Alzheimer’s is a progressive form of dementia that causes damage to the brain. While the condition is typically associated with the elderly, it is possible for people to develop Alzheimer’s in their 40s or 50s. Early signs of Alzheimer’s include mild memory loss and occasional confusion. As the disease progresses, these symptoms will become more severe. Symptoms include irritability, changes in mood and personality, confusion, trouble finding the right words during a conversation, trouble sleeping, wandering, inadequate hygiene and delusions.
In severe Alzheimer’s, sufferers are often unaware of the present. They may believe that they are living in their past and may not recognize loved ones who were not present in the time period in which they believe they are living. Changes in mood tend to be severe. Incontinence, hallucinations and difficulty moving are all symptoms of severe Alzheimer’s.
Alzheimer’s is a progressive disease that will eventually result in the death of the sufferer. However, there are medications available that can slow the progression of the condition. Medications to manage symptoms may also be prescribed. For example, antidepressants, anti-psychotics and anxiety medications are often prescribed to those who have Alzheimer’s.
Getting SSDI for Alzheimer’s
The Social Security Administration (SSA) maintains that people who have Alzheimer’s may qualify for benefits depending on how far the disease has progressed. In order to qualify for benefits, the applicant will need to prove that one or more complications that interfere with the ability to complete job tasks exist. These complications include marked memory loss, disorientation, severe mood swings, trouble completing routine tasks, difficulty maintaining relationships and periods of disorientation.
The most important part of the application process is collecting medical evidence. Medical records completed by a licensed medical provider are used to determine whether a disability exists. These records are also used to evaluate if a person is able to work with reasonable accommodation. For this reason, it is essential for people who have Alzheimer’s to seek regular medical treatment from a doctor who takes the time to record symptoms, treatment methods and the results of any tests performed in relation to the condition.
Getting Help from an Attorney
Applying for SSDI benefits is a confusing process for anyone, and those who are suffering from Alzheimer’s typically require someone else to complete the application process for them. If your loved one is suffering from Alzheimer’s and needs SSDI benefits to pay for basic necessities, you may be frustrated with the complicated nature of applying for benefits.

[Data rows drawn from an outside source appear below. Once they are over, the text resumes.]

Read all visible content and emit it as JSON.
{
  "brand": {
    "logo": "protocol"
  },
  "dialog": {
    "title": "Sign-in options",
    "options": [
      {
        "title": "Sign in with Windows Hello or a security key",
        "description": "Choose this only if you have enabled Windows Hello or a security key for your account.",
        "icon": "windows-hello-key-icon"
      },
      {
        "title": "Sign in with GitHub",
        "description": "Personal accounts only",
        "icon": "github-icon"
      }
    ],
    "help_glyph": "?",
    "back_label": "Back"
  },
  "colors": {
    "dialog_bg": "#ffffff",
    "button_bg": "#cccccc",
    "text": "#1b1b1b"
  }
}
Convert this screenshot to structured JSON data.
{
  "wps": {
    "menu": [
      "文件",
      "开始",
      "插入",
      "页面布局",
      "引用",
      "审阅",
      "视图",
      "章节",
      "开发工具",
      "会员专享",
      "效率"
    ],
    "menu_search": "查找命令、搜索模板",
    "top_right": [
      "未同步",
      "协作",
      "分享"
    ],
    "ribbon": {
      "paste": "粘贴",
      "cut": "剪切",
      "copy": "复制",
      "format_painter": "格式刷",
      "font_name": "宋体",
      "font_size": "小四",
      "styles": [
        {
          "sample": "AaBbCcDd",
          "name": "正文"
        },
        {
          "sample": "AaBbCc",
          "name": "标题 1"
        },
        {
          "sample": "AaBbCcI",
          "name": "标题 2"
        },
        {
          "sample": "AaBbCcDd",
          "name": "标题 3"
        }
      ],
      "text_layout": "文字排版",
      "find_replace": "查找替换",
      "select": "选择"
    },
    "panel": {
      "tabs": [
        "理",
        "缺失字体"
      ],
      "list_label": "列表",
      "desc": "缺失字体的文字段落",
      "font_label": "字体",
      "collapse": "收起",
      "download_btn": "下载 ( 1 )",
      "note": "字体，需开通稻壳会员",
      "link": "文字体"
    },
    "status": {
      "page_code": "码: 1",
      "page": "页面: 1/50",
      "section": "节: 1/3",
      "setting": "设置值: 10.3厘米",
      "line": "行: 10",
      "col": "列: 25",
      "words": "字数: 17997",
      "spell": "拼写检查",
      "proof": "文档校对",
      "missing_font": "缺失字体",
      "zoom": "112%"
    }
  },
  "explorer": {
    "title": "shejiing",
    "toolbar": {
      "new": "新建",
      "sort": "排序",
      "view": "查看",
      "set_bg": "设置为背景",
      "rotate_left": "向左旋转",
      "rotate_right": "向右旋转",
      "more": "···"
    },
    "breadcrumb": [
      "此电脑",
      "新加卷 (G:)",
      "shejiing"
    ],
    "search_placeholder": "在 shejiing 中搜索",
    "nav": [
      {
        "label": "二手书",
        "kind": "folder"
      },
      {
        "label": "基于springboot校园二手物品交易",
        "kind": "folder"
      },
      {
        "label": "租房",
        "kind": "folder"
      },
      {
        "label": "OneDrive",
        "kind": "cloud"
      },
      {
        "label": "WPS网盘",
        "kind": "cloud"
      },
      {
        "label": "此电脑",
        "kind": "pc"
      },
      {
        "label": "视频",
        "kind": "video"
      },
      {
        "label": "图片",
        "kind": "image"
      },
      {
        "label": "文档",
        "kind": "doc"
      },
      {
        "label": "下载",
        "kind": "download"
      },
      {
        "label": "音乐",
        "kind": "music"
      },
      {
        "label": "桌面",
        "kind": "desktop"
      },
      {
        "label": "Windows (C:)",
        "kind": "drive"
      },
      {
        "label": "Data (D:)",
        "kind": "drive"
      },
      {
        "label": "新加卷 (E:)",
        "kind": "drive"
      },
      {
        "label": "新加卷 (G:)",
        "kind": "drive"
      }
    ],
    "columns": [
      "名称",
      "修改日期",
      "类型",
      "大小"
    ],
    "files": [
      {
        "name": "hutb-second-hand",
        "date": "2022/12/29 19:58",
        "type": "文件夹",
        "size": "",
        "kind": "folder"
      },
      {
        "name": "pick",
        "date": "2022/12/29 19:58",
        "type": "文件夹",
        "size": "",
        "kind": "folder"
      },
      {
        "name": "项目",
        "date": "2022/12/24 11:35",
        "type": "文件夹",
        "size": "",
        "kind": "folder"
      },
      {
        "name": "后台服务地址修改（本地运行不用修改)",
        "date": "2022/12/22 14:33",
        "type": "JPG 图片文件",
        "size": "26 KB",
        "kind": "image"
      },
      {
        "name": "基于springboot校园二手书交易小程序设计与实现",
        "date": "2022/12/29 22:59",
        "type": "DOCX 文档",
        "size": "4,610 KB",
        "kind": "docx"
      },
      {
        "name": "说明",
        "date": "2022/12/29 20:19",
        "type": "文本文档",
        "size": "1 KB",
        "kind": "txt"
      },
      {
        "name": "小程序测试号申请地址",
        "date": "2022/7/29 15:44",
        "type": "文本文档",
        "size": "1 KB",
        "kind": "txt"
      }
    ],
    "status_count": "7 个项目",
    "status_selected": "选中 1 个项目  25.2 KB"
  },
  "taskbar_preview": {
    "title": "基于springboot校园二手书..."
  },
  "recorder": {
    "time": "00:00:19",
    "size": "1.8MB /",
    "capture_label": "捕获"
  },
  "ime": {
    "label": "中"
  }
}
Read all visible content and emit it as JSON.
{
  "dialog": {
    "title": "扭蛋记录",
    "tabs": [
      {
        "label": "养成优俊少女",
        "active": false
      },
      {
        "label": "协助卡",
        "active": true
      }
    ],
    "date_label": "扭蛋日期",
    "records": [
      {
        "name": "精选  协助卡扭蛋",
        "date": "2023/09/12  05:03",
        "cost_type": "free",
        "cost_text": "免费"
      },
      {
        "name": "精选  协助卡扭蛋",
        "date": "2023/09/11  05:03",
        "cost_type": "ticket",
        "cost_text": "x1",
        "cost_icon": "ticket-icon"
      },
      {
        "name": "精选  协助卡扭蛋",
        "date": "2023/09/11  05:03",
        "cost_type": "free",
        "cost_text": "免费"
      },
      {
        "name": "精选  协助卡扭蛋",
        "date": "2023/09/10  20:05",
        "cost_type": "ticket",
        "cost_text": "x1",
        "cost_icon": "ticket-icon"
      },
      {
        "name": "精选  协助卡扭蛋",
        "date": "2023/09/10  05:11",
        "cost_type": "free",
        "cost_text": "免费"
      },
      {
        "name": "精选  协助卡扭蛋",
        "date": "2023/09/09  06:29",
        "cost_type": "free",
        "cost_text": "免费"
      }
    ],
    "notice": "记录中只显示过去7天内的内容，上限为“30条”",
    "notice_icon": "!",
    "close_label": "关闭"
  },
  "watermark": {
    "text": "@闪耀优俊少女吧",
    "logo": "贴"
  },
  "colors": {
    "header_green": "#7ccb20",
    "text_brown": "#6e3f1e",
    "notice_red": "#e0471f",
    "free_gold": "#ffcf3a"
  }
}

Fortunately, SSDI attorneys are available to help you navigate through this process. These legal professionals know what the SSA expects in regards to a finished application. Consult with an experienced SSDI lawyer for help.